agreement, we find that the terms of the settlement agreement set
forth in [the Municipality's] Motion to Enter Judgment and her
counsel's attached affidavit are effectively uncontested.
Ghete v. Anchorage, Mem. Op. & J. No. 775 at 5 (Alaska, May 3,
Ghete then retained a different attorney and moved for
relief from the judgment, pursuant to Alaska Civil Rule 60(b)(6).
[Fn. 1] The superior court denied the motion without oral or
written findings. Ghete appeals.
A. Standard of Review
Motions for relief from judgment under Civil Rule 60(b)
are committed to the sound discretion of the trial court; we will
reverse the trial court's decision only for an abuse of discretion.
See Palmer v. Borg-Warner, 838 P.2d 1243, 1246 (Alaska 1992). An
abuse of discretion exists when we are left with a definite and
firm conviction, based on the record as a whole, that the trial
court made a mistake. Id. at 1247.
Ghete points out that the standard for a Civil Rule 60(b)
motion that involves a question of law might be different than
abuse of discretion. However, Ghete does not demonstrate any legal
question that suggests we should deviate from the abuse of
discretion standard usually applied to Civil Rule 60(b) motions.
B. A Civil Rule 60(b) Motion Is Not a Cure for Failure to
Timely Raise an Issue at Trial and Present that Issue on
We determined in Ghete's direct appeal that she did not
raise in the superior court the issue of the validity of the
settlement agreement, and that the issue was not before us. She
raised only the issue of whether the Municipality improperly listed
her property as a single parcel, and thereby failed to compensate
her for one of the two parcels it condemned. Alaska Civil
Rule 60(b) is not intended to give Ghete a second chance to raise
an issue that she failed to raise at that time.
Ghete argues she should not be "held accountable"for
failing to argue that the settlement agreement was unauthorized,
because pro se litigants are held to less stringent standards than
attorneys. It is true that this court has allowed pro se litigants
certain latitude. See Smith v. Sampson, 816 P.2d 902, 906 (Alaska
1991) (reaching issues not raised in pro se litigant's statement of
points on appeal, after determining he attempted to comply with
Alaska Appellate Rule 210(e)); Breck v. Ulmer, 745 P.2d 66, 75
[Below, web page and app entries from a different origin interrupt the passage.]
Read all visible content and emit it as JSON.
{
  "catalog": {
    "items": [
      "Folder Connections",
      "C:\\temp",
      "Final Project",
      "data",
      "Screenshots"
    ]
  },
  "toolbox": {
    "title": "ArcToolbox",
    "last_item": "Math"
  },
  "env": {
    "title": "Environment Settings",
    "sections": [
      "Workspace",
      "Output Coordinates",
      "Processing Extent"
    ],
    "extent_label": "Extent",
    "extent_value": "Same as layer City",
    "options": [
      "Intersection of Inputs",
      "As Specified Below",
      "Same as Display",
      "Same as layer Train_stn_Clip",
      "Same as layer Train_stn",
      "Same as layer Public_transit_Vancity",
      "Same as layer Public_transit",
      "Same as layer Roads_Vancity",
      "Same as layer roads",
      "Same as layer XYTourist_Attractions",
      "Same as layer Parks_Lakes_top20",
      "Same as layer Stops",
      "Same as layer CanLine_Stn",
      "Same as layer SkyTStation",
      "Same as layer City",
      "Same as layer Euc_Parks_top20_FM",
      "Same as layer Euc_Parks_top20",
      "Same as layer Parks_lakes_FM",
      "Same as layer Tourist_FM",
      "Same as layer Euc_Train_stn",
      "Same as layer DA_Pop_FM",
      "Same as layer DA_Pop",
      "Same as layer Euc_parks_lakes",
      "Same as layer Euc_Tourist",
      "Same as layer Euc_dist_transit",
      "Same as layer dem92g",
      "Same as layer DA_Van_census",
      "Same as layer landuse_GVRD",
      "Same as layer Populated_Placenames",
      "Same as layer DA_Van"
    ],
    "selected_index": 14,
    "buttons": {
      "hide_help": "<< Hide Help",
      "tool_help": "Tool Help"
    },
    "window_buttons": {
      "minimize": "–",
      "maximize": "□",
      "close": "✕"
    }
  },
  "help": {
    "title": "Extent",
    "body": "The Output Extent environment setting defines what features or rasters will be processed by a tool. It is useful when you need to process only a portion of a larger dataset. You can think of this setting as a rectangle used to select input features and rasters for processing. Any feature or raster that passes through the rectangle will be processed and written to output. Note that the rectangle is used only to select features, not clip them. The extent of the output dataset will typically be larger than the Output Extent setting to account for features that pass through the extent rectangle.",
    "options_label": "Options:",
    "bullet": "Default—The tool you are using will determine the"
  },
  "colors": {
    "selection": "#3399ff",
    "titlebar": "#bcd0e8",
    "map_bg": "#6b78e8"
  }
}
(Alaska 1987) (holding that pleadings of pro se litigants should be
held to less stringent standards than those of lawyers). However,
we have never relaxed the substantive requirements of Civil Rule
60(b) because of a litigant's pro se status.
Civil Rule 60(b)(6) motions are not intended to be used
as a substitute for proper litigation of a case. See Allen v.
Bussell, 558 P.2d 496, 502 (Alaska 1976). Ghete's only explanation
of why she did not challenge the validity of the settlement in her
opposition to the Municipality's motion for judgment is that Hahn
prepared her affidavit in that case. While she repeatedly asserts
that Hahn failed to let her review the settlement brief and his
affidavit, she must have reviewed her own affidavit; she signed it.
"Civil Rule 60 . . . does [not] allow relitigation of
issues that have been resolved by [a] judgment." Burrell v.
Burrell, 696 P.2d 157, 163 (Alaska 1984). Ghete cannot use a Civil
Rule 60(b) motion to cure her failure to timely raise in the
superior court the issue of the validity of the settlement and to
present that issue on direct appeal. [Fn. 2]
The judgment of the superior court is AFFIRMED.
Alaska Civil Rule 60(b) provides:
On motion and upon such terms as are just, the
court may relieve a party or a party's legal representative from a
final judgment, order, or proceeding for the following reasons:
. . . .
(6) any other reason justifying relief from
the operation of the judgment.
In view of our disposition of this issue, it is unnecessary to
consider any other issues in the case.